• [Instructions for the task] Report each line of the material below where the word "نیاز" can be found.
□ □ □ □ □
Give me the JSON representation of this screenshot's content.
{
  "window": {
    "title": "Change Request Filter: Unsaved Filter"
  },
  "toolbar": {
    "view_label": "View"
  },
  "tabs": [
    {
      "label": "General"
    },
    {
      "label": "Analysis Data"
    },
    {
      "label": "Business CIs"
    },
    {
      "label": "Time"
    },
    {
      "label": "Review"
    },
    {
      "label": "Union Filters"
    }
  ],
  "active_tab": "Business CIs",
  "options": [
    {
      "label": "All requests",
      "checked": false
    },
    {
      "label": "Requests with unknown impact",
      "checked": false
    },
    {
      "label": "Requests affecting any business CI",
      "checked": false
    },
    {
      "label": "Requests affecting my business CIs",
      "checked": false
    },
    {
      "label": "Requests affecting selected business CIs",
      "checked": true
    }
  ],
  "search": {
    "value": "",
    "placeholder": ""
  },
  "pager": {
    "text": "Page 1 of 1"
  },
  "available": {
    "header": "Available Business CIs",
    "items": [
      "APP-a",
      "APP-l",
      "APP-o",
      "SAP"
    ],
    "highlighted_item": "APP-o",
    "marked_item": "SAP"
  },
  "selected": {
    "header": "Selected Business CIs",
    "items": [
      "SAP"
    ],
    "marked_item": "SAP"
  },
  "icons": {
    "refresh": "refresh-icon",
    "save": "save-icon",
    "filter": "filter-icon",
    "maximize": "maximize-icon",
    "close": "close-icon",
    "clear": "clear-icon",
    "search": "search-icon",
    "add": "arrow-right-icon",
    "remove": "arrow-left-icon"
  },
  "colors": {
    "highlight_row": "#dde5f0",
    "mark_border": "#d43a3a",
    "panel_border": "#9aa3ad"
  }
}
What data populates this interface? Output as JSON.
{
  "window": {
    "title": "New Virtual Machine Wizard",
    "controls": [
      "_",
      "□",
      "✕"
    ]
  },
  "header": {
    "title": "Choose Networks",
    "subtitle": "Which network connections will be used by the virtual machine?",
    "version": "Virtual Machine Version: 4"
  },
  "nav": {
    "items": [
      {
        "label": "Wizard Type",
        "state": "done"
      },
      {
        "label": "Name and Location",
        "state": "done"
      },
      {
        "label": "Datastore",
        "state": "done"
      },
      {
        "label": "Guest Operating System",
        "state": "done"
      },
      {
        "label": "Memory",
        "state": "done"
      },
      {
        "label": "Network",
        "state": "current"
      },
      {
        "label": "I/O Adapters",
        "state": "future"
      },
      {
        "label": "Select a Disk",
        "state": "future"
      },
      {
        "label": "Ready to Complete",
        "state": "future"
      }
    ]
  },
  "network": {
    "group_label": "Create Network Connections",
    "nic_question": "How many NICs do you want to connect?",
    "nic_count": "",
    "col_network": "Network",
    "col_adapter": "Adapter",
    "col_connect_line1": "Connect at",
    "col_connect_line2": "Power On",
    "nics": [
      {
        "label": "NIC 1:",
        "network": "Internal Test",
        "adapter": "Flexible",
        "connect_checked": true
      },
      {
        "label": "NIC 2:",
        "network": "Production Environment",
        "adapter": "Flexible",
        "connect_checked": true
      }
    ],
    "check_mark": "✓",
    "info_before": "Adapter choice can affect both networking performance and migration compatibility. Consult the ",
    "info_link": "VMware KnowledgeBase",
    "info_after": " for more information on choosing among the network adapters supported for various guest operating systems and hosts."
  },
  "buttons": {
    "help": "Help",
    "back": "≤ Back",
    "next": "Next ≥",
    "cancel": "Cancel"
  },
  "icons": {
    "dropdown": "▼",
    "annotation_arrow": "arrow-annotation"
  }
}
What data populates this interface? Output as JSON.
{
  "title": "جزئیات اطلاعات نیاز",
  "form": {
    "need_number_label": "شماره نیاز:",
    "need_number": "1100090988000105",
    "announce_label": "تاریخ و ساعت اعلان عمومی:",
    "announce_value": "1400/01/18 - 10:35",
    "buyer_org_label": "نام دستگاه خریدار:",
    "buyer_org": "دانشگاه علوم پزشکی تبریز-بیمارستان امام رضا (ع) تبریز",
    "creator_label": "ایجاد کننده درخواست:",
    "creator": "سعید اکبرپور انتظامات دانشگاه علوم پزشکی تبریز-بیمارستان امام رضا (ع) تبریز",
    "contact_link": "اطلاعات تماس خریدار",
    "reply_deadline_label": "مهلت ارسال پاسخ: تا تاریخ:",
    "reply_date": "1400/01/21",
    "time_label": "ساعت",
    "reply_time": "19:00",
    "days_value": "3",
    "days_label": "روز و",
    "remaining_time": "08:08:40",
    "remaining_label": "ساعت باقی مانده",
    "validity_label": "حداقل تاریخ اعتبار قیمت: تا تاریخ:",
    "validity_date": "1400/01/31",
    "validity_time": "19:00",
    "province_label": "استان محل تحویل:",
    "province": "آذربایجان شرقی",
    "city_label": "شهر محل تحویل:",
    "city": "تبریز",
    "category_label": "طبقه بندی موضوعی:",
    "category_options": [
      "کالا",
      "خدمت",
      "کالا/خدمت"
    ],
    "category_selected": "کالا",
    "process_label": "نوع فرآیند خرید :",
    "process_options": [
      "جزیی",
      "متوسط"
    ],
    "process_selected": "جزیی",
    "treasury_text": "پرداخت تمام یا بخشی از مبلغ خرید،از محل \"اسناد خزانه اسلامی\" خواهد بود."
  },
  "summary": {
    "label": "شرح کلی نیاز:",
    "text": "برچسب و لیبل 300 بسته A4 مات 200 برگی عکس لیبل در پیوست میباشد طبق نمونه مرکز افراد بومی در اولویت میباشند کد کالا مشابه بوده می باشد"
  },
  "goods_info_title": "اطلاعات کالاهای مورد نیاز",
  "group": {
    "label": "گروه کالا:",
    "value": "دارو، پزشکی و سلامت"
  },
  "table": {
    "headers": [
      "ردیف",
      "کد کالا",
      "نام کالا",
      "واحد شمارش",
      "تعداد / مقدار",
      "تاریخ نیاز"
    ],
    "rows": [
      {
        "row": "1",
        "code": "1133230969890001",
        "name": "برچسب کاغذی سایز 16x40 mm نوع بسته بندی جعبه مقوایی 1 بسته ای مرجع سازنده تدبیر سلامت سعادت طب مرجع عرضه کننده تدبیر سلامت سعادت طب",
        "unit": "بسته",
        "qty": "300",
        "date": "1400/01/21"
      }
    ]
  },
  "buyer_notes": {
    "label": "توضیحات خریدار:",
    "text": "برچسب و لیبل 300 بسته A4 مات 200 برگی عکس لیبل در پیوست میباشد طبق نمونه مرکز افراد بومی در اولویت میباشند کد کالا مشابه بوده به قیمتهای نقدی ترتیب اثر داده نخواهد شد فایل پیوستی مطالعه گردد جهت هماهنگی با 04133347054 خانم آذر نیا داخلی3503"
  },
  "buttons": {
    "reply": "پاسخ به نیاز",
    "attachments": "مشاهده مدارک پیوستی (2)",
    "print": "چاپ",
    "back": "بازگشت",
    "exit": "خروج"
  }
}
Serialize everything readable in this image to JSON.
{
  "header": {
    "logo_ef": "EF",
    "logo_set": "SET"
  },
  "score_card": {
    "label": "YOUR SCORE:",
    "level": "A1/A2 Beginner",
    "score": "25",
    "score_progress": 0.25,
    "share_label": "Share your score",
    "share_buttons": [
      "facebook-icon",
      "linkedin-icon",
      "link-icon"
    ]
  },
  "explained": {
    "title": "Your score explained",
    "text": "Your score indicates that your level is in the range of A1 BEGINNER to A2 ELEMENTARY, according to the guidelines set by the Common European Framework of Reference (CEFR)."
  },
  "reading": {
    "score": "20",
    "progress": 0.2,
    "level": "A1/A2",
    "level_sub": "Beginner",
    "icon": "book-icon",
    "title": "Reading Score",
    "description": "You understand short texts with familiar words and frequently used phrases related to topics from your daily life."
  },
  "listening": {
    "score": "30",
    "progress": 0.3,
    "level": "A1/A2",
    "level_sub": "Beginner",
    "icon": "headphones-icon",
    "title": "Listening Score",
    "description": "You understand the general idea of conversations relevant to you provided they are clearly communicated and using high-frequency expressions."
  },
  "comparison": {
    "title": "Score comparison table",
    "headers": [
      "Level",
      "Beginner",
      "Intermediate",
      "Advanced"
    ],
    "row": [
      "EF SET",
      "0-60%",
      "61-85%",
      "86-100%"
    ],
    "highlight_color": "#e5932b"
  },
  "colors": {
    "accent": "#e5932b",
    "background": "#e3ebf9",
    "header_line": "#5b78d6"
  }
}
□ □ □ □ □
• [Solved problem]
  "title": "جزئیات اطلاعات نیاز",
    "need_number_label": "شماره نیاز:",
    "label": "شرح کلی نیاز:",
  "goods_info_title": "اطلاعات کالاهای مورد نیاز",
      "تاریخ نیاز"
    "reply": "پاسخ به نیاز",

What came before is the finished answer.